Wrong answers explained:
a. The reason a. is wrong is that LEP discrimination need not be intentional to run afoul of the FHA. Policies that appear neutral on their face may also cross the line if they have a disparate impact on people based on their national origin—even if that isn’t their intent. That is certainly the case with the landlord’s English-only policy in this scenario.
b. This answer is wrong because English-only policies aren’t automatically illegal; however, they do automatically raise red flags of national origin discrimination. Courts or HUD tribunals reviewing such policies will check closely to determine if they’re just a pretext to discriminate intentionally against LEP persons; and even if that’s not the intent, the policy will still have to survive the rigorous disparate impact test we discussed above. And that’s a very tall order.
c. There are two reasons that c. is wrong. First, it’s far from obvious that the landlord’s English-only policy does serve a legitimate, nondiscriminatory purpose. In fact, the HUD guidance suggests that saving money and administrative hassle, which seem to be the landlord’s purposes in adopting the policy, generally don’t meet the substantial, legitimate, and nondiscriminatory purposes test. And even if they did, the policy would still be deemed discriminatory if it’s shown that the landlord could have accomplished the substantial, legitimate purposes in a way that was less discriminatory than adopting an English-only policy.

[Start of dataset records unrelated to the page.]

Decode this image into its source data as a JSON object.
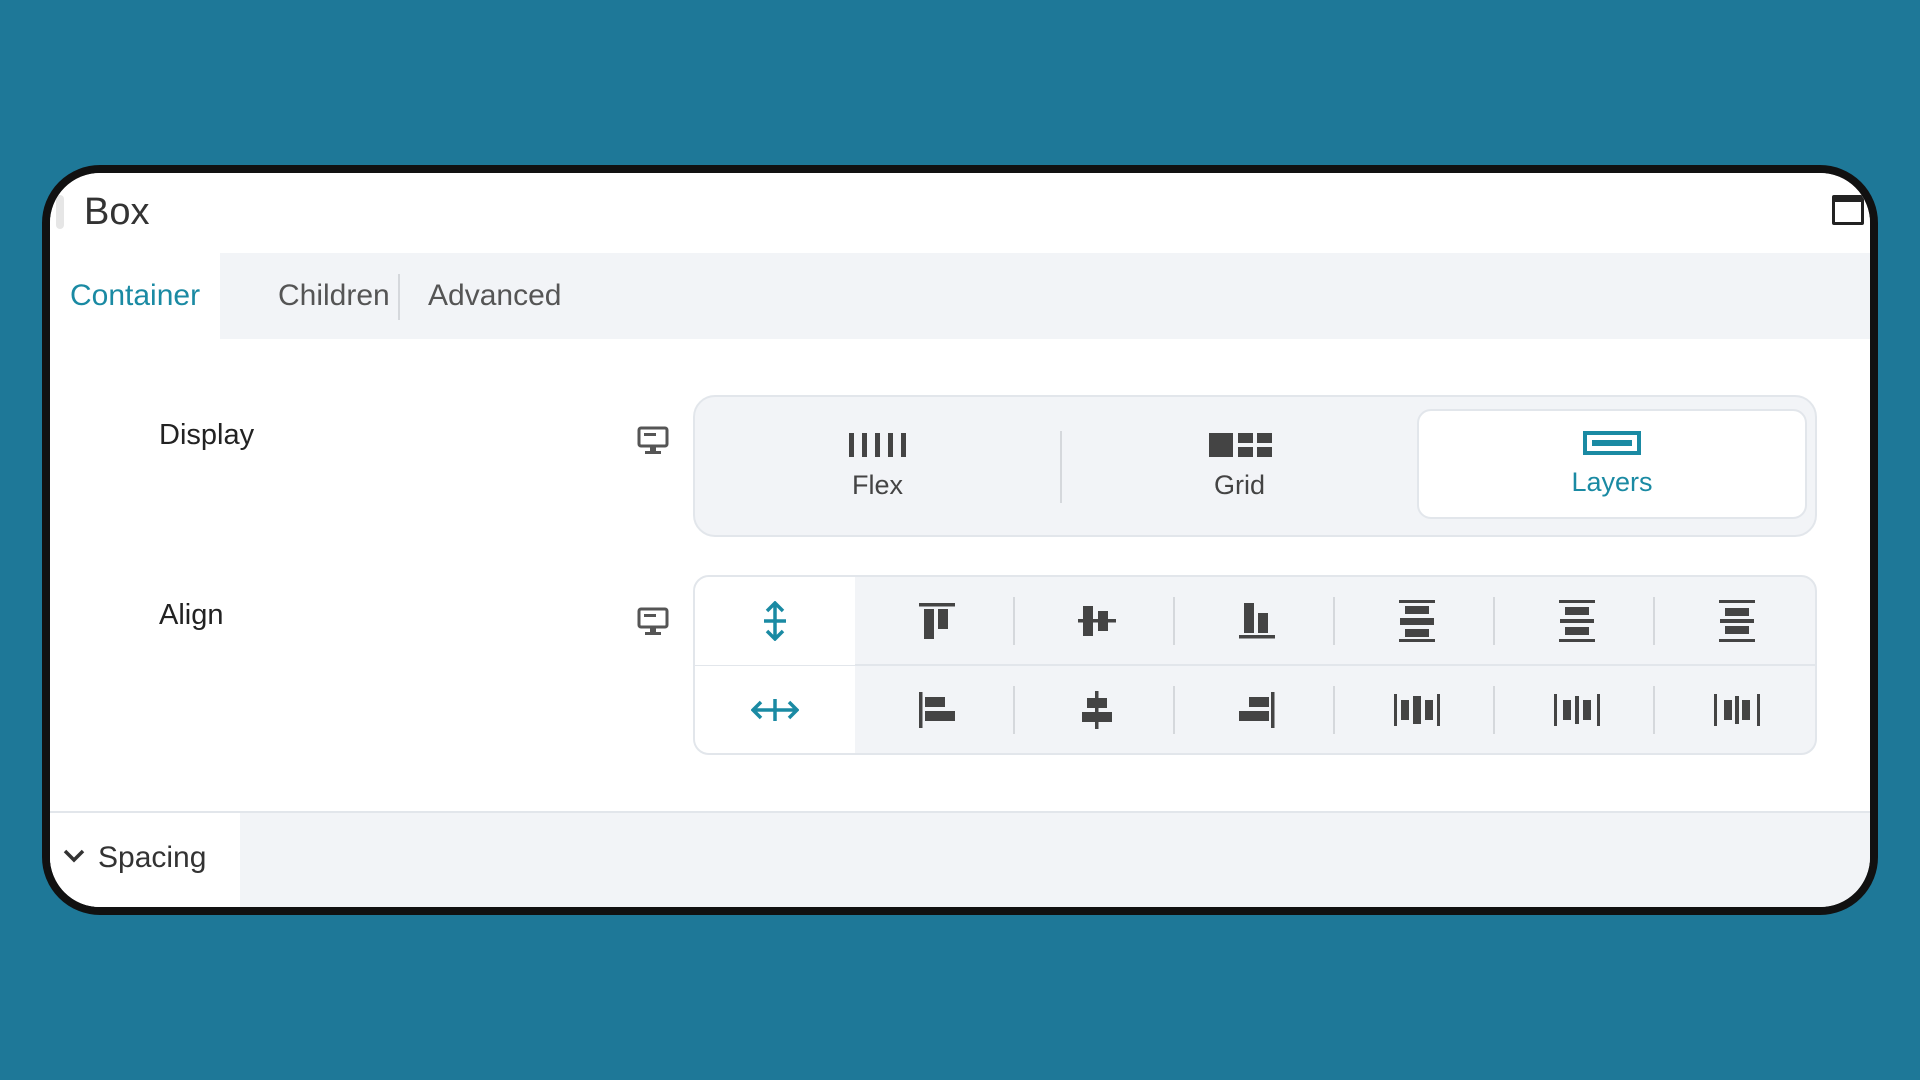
{
  "panel": {
    "title": "Box",
    "title_icon_right": "maximize-icon"
  },
  "tabs": [
    {
      "label": "Container",
      "active": true
    },
    {
      "label": "Children",
      "active": false
    },
    {
      "label": "Advanced",
      "active": false
    }
  ],
  "display": {
    "label": "Display",
    "device_icon": "desktop-icon",
    "options": [
      {
        "label": "Flex",
        "icon": "flex-columns-icon",
        "active": false
      },
      {
        "label": "Grid",
        "icon": "grid-icon",
        "active": false
      },
      {
        "label": "Layers",
        "icon": "layers-icon",
        "active": true
      }
    ]
  },
  "align": {
    "label": "Align",
    "device_icon": "desktop-icon",
    "vertical_row": [
      {
        "icon": "align-vertical-toggle-icon",
        "active": true
      },
      {
        "icon": "align-top-icon"
      },
      {
        "icon": "align-middle-icon"
      },
      {
        "icon": "align-bottom-icon"
      },
      {
        "icon": "space-between-vertical-icon"
      },
      {
        "icon": "space-around-vertical-icon"
      },
      {
        "icon": "space-evenly-vertical-icon"
      }
    ],
    "horizontal_row": [
      {
        "icon": "align-horizontal-toggle-icon",
        "active": true
      },
      {
        "icon": "align-left-icon"
      },
      {
        "icon": "align-center-icon"
      },
      {
        "icon": "align-right-icon"
      },
      {
        "icon": "space-between-horizontal-icon"
      },
      {
        "icon": "space-around-horizontal-icon"
      },
      {
        "icon": "space-evenly-horizontal-icon"
      }
    ]
  },
  "spacing": {
    "label": "Spacing",
    "expanded": false
  },
  "colors": {
    "accent": "#1a8aa3",
    "background": "#1e7898",
    "icon": "#444444"
  }
}
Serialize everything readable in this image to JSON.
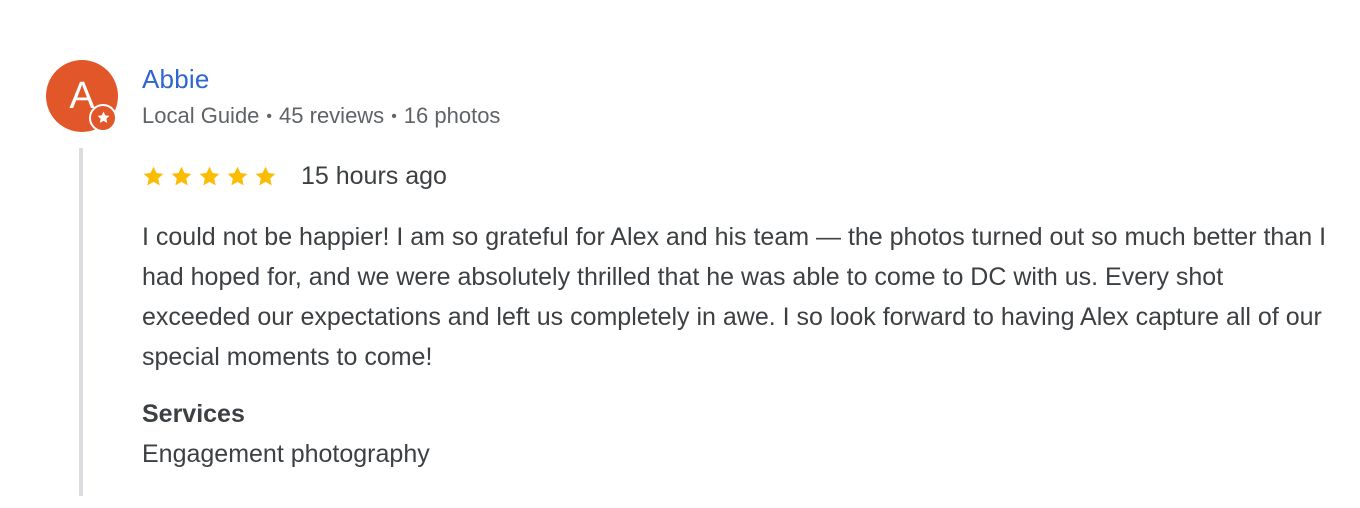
{
  "reviewer": {
    "initial": "A",
    "name": "Abbie",
    "badge_icon": "local-guide-star-icon",
    "meta": {
      "label": "Local Guide",
      "reviews": "45 reviews",
      "photos": "16 photos",
      "separator": "•"
    },
    "avatar_color": "#e2572a"
  },
  "review": {
    "rating": 5,
    "rating_max": 5,
    "star_color": "#fbbc04",
    "time": "15 hours ago",
    "text": "I could not be happier! I am so grateful for Alex and his team — the photos turned out so much better than I had hoped for, and we were absolutely thrilled that he was able to come to DC with us. Every shot exceeded our expectations and left us completely in awe. I so look forward to having Alex capture all of our special moments to come!",
    "services_label": "Services",
    "services_value": "Engagement photography"
  }
}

See The Lesson For This Quiz
|How to Avoid Discriminating Against People with Limited English Proficiency|